**Required work**:
In the data below, find each line carrying the string "Settings" and copy it out.

_ _ _ _

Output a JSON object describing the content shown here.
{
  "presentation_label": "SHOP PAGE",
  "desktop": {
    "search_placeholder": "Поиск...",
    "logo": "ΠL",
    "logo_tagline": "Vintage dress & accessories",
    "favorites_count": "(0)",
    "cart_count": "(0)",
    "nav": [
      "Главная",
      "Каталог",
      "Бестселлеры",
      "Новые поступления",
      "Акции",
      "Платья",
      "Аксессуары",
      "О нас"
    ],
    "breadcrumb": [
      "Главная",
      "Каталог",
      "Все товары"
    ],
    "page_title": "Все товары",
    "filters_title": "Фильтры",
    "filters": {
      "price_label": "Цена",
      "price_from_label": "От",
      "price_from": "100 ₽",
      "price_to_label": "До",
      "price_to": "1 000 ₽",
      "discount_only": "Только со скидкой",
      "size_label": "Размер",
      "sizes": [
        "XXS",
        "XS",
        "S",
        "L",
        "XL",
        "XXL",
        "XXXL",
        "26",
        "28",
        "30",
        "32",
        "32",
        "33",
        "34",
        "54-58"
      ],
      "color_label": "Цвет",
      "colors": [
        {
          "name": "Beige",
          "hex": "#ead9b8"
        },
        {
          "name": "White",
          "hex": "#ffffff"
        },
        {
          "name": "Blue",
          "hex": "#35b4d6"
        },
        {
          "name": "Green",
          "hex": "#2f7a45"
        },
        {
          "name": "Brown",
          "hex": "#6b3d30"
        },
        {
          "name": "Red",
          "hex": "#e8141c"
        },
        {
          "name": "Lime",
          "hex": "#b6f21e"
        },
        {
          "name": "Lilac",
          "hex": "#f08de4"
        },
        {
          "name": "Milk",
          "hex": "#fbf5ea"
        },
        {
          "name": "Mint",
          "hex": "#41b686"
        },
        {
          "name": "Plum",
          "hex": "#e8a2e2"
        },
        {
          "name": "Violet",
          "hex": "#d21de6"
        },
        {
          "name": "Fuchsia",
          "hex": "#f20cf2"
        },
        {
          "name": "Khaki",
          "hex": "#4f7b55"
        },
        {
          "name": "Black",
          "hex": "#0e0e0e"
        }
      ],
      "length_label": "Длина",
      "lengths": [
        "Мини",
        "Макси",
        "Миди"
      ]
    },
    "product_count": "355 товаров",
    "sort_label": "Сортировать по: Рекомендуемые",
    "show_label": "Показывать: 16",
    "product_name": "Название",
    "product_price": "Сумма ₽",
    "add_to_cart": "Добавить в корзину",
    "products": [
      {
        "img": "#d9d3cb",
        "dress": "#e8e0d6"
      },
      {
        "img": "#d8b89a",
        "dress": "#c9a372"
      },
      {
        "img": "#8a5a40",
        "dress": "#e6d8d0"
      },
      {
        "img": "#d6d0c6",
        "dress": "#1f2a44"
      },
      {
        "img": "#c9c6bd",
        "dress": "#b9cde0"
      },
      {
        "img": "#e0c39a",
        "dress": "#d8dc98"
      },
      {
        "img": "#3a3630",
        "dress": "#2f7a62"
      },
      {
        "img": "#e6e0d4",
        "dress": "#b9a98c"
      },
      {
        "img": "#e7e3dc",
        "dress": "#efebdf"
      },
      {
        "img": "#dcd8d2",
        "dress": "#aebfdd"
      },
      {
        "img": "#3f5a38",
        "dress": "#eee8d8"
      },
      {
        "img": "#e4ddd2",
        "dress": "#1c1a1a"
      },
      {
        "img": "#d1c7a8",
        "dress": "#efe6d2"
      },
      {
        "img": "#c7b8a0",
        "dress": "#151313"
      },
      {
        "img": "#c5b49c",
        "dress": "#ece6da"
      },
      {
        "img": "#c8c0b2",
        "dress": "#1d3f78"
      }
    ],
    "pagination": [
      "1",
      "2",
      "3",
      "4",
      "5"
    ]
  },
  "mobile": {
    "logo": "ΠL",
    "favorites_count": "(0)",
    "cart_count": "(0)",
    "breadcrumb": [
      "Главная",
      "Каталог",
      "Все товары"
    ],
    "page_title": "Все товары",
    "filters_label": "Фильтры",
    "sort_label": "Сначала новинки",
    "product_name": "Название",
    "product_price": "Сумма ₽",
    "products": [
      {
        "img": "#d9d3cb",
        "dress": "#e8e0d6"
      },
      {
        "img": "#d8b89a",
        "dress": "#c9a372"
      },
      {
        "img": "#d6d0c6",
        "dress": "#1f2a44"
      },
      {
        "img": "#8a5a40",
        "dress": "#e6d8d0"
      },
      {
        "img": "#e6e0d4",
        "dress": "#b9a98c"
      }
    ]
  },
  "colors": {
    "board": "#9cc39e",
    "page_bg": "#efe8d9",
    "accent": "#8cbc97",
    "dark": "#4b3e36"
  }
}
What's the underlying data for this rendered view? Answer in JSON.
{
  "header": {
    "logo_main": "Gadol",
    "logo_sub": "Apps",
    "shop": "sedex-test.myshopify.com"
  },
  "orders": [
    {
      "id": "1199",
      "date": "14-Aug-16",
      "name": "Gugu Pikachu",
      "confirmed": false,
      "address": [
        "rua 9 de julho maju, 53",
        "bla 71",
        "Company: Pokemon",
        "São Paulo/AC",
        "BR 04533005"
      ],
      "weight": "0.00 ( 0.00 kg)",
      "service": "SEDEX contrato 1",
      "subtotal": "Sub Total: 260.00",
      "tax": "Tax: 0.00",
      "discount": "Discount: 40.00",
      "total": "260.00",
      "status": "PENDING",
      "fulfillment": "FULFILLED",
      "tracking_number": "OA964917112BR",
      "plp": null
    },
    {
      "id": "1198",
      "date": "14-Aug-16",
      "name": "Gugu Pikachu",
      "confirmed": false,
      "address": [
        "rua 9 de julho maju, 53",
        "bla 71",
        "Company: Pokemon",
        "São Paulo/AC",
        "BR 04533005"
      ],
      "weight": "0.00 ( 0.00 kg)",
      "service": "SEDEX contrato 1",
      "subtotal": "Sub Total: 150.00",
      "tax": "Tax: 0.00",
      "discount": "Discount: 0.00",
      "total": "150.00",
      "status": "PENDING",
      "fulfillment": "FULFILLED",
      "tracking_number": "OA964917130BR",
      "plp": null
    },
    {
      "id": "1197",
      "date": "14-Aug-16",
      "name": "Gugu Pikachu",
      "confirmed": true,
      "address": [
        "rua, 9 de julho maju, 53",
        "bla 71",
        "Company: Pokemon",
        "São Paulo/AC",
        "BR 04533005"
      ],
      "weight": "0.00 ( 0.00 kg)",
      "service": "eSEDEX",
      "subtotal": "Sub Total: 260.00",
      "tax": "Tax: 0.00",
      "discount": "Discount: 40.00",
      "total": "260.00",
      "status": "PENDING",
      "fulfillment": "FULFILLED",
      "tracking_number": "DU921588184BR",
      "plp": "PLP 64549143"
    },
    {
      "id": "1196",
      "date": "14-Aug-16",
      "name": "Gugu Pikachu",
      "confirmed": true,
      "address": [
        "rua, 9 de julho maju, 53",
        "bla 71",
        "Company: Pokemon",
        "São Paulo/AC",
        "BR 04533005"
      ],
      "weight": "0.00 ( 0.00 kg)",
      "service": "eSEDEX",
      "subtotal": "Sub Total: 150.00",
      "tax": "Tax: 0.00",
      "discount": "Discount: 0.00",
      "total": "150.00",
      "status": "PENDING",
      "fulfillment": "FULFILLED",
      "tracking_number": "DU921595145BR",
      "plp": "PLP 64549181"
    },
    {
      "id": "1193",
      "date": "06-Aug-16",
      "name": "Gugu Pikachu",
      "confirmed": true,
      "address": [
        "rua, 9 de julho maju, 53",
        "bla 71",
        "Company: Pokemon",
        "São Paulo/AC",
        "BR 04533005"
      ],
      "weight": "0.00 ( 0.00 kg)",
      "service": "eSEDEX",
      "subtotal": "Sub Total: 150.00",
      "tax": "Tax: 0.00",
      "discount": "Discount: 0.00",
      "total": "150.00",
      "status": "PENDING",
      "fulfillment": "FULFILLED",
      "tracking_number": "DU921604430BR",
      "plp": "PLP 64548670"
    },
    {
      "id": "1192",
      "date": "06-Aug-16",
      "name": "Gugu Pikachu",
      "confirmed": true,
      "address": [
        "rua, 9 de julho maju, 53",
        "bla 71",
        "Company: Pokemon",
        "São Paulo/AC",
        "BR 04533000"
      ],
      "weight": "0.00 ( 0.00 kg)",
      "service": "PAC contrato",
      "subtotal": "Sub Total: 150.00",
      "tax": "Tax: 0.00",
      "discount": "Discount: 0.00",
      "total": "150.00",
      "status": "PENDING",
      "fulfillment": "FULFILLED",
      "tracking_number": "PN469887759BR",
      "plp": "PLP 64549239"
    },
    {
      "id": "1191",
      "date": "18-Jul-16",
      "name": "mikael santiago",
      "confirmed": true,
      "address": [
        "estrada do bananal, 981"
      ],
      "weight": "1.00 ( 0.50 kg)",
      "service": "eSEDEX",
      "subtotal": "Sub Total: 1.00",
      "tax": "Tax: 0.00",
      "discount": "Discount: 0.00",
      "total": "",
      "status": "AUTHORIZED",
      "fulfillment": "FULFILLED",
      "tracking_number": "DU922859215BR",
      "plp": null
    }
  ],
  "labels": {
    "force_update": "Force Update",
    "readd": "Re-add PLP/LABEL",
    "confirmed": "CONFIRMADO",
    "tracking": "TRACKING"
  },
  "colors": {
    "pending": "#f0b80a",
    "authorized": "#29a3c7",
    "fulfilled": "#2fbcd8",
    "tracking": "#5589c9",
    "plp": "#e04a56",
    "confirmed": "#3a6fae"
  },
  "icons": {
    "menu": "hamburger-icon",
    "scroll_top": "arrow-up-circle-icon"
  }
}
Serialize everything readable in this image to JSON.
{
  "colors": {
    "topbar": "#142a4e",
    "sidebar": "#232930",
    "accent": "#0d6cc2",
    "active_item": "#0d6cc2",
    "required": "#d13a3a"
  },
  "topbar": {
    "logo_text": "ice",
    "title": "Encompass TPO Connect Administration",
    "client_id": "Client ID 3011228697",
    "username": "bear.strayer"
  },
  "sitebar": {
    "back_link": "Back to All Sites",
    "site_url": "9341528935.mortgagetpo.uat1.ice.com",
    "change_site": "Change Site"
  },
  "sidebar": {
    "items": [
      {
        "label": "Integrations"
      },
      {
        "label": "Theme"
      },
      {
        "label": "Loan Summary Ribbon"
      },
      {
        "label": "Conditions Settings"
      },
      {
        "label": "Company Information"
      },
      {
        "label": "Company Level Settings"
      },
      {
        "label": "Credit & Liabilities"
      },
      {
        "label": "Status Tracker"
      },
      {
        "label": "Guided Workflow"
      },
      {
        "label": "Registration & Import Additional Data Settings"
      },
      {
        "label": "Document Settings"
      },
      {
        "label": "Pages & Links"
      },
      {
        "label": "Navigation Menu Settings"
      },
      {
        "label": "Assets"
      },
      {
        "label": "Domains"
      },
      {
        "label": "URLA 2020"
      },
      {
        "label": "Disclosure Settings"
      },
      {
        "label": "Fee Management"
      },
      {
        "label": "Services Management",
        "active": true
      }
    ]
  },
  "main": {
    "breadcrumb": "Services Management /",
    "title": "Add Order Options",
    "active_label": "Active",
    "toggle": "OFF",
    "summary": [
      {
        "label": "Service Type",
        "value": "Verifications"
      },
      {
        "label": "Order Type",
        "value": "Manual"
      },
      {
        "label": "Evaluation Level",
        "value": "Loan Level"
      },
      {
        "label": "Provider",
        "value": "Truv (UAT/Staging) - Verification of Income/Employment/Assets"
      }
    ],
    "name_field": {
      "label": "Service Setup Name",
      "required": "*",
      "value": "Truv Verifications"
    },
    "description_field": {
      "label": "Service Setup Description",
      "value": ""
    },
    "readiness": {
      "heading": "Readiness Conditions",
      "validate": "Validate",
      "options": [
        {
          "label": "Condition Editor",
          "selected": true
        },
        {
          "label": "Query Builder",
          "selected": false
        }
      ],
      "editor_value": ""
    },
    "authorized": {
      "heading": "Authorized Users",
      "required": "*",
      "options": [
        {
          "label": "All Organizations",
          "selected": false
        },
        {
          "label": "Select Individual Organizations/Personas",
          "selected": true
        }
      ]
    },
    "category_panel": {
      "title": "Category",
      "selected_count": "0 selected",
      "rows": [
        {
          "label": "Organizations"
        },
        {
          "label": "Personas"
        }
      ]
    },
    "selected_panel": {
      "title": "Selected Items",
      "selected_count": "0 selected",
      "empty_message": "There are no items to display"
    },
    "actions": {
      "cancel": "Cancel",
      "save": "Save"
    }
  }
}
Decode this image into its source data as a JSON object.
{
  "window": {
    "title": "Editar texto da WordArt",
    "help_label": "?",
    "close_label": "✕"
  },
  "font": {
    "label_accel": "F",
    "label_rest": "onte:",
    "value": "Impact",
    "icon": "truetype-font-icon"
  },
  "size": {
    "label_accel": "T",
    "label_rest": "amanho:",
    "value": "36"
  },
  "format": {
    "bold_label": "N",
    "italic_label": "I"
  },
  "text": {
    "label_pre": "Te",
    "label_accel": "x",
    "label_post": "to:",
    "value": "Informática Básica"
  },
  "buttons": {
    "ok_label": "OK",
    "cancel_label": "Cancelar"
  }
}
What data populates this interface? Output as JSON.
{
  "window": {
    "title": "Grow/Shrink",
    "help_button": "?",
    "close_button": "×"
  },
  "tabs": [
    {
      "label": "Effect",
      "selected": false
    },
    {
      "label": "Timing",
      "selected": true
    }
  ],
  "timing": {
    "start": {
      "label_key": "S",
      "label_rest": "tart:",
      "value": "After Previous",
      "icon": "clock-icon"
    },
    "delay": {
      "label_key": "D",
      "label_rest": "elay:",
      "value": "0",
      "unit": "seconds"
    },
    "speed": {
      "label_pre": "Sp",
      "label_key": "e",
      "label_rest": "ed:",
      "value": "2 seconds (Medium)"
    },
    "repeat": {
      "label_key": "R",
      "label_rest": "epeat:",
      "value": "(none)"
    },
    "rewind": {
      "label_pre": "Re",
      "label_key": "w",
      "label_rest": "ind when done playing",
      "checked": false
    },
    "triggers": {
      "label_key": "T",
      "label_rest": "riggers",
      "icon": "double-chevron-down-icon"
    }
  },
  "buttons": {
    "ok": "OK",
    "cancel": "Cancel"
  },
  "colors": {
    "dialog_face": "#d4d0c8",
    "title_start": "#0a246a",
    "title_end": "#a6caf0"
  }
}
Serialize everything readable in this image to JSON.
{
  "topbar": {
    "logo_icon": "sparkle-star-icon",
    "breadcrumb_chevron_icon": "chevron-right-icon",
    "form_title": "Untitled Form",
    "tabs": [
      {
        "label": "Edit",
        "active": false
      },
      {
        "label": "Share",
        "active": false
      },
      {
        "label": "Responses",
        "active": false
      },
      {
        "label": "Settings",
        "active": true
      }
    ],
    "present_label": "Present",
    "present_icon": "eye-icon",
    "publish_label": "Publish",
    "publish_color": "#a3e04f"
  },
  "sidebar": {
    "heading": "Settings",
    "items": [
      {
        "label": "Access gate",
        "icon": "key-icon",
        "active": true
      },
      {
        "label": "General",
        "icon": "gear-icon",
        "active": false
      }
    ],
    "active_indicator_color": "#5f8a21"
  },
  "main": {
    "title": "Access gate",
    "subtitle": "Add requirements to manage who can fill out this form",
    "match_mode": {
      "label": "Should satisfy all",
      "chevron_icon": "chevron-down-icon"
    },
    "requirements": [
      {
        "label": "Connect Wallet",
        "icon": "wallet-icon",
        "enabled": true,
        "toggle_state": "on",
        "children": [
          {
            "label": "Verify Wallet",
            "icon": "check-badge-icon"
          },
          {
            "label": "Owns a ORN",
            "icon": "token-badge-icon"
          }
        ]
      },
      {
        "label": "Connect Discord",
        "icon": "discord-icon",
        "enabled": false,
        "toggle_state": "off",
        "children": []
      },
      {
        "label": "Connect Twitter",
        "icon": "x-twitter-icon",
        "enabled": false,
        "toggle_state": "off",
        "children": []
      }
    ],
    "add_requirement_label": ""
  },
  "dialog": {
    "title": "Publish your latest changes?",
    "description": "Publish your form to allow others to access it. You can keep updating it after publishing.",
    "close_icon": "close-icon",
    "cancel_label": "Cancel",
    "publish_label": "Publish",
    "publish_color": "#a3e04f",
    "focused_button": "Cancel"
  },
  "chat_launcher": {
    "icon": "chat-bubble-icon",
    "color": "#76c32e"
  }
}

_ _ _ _

**Task solution**:
        "label": "Conditions Settings"
        "label": "Company Level Settings"
        "label": "Registration & Import Additional Data Settings"
        "label": "Document Settings"
        "label": "Navigation Menu Settings"
        "label": "Disclosure Settings"
        "label": "Settings",
    "heading": "Settings",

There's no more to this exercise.